====== SUPPLIED ENTRIES ======
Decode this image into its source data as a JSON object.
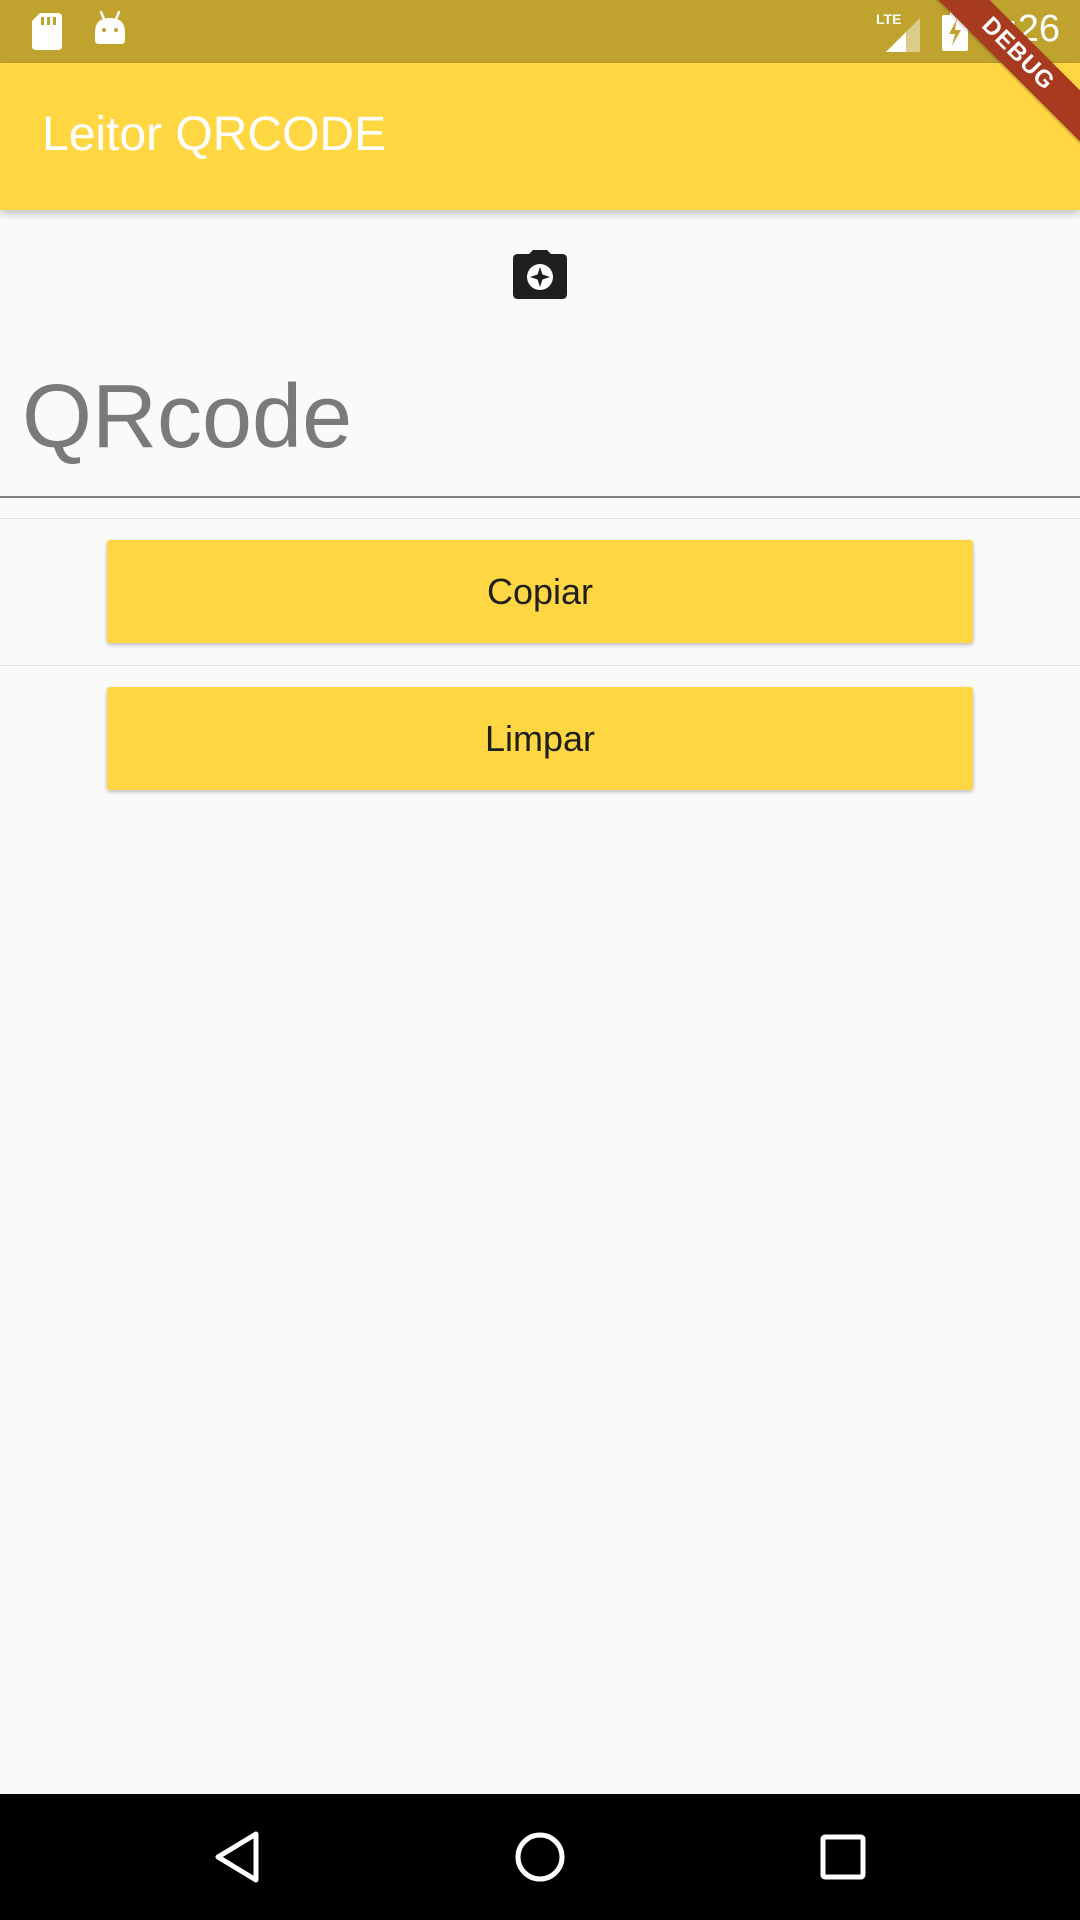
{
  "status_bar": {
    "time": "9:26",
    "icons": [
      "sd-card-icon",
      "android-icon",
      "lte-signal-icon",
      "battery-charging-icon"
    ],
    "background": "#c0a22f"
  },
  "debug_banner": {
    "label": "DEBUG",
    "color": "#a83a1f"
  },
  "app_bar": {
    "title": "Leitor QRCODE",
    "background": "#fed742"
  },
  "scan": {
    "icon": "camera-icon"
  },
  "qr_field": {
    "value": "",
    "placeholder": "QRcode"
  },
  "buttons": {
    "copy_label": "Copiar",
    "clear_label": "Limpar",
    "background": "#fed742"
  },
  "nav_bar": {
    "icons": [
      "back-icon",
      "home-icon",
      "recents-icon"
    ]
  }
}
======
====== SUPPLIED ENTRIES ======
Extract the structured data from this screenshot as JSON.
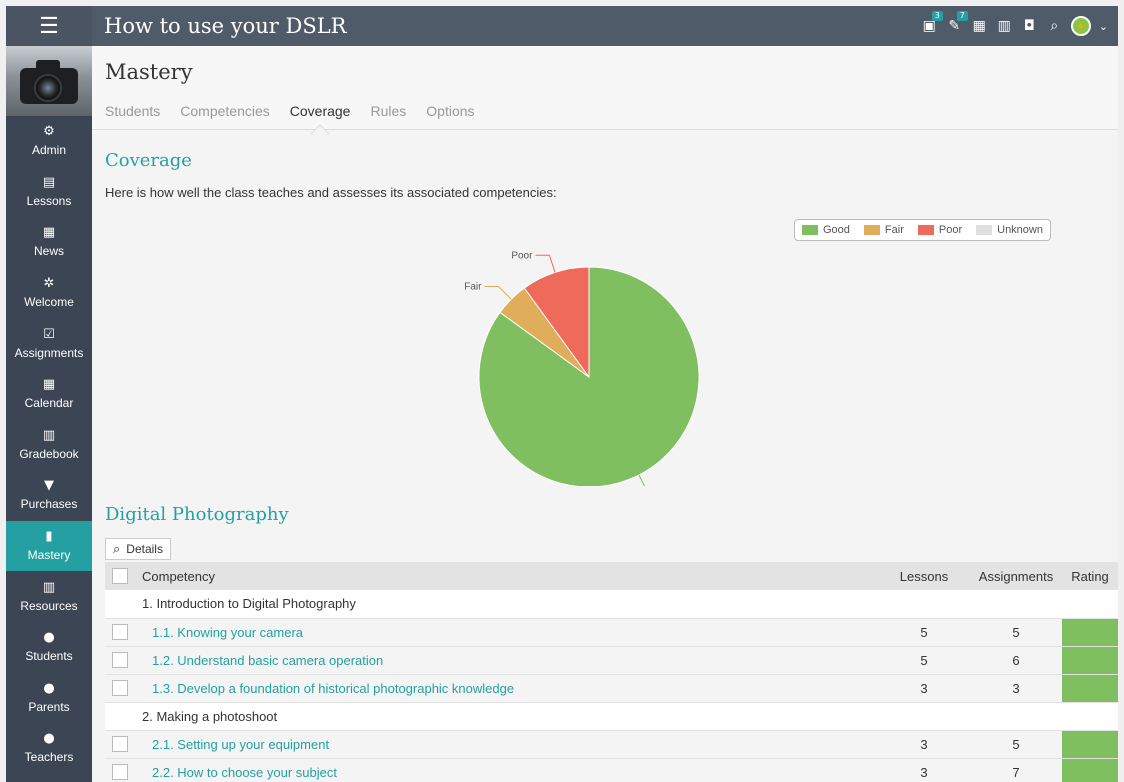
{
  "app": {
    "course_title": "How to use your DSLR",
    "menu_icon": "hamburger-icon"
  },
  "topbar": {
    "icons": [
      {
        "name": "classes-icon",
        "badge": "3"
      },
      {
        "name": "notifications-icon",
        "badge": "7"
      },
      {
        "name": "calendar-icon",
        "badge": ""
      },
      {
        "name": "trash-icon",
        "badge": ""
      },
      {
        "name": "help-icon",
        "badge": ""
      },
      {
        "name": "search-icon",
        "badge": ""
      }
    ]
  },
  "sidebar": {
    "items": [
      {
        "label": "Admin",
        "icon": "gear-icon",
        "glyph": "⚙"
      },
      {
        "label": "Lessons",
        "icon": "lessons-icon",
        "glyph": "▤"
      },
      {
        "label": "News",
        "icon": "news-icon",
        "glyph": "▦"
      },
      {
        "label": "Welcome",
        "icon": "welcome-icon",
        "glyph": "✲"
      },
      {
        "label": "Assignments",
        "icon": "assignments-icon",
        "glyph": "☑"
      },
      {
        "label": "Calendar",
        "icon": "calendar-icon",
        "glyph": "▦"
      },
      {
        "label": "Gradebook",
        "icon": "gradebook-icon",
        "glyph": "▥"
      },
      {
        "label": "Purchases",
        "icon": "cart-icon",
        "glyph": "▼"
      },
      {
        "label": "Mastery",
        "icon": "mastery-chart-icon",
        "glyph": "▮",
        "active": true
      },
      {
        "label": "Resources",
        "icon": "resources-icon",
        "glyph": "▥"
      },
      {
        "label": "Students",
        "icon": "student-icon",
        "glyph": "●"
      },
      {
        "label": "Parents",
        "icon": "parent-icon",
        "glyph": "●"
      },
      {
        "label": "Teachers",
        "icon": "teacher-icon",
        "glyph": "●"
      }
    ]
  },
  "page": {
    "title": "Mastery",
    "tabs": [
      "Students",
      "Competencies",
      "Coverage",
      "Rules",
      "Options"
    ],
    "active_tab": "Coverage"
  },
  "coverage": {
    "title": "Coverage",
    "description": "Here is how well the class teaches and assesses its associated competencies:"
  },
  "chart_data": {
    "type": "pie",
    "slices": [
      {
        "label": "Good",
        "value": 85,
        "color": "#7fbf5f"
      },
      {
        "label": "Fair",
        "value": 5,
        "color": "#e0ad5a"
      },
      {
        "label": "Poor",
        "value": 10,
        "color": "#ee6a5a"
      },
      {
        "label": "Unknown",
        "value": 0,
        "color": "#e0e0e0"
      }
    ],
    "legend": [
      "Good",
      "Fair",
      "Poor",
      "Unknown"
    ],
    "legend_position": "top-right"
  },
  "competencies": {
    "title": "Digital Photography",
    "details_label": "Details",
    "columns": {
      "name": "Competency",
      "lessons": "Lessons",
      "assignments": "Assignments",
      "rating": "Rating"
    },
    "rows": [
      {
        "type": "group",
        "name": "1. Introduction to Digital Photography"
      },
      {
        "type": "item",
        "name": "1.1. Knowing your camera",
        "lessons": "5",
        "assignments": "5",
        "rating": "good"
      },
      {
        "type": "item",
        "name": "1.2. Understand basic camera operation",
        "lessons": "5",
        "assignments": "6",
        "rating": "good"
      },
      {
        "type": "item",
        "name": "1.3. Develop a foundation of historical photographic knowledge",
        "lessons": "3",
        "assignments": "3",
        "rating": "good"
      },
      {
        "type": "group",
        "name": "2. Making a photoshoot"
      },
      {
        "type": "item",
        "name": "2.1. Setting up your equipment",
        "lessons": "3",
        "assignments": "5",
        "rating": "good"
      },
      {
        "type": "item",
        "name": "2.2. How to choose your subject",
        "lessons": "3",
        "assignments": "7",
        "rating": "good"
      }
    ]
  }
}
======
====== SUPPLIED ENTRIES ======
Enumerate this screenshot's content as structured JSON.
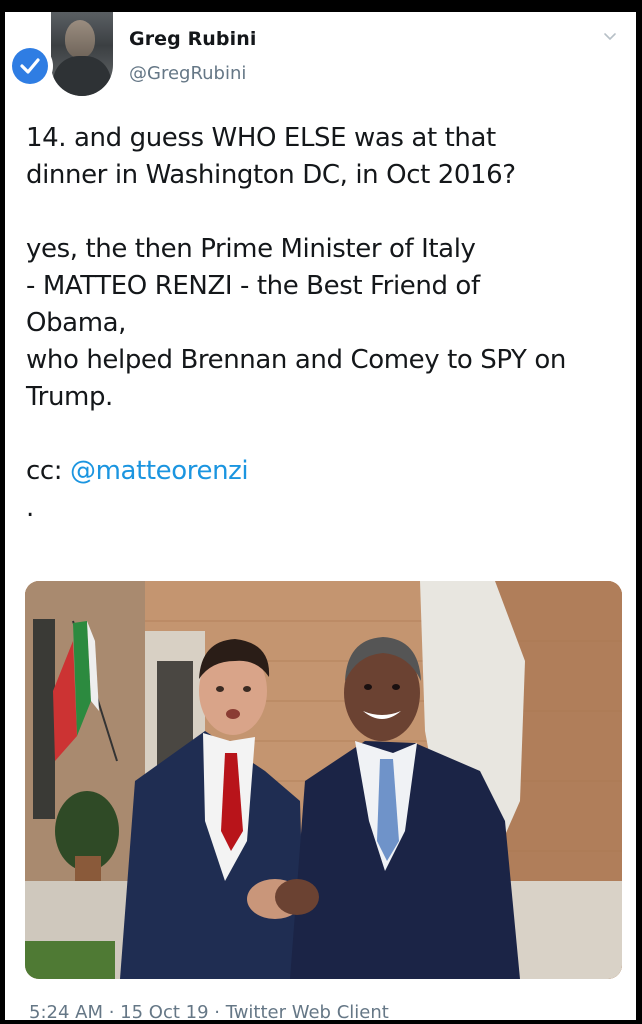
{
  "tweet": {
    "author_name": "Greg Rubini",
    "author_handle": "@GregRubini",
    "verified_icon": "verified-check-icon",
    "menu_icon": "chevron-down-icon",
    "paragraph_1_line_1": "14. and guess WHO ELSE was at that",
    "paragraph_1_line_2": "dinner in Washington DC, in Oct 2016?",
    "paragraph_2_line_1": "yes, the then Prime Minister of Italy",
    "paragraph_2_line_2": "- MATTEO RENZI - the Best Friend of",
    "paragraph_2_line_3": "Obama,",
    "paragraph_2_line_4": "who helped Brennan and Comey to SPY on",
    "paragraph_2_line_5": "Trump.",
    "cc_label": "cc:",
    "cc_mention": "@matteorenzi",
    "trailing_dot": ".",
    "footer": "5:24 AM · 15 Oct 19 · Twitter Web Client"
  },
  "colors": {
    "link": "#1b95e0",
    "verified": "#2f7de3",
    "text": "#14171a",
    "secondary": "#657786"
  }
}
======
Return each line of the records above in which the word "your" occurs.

- _ANSWER TO THIS EXERCISE_:
    "course_title": "How to use your DSLR",
        "name": "1.1. Knowing your camera",
        "name": "2.1. Setting up your equipment",
        "name": "2.2. How to choose your subject",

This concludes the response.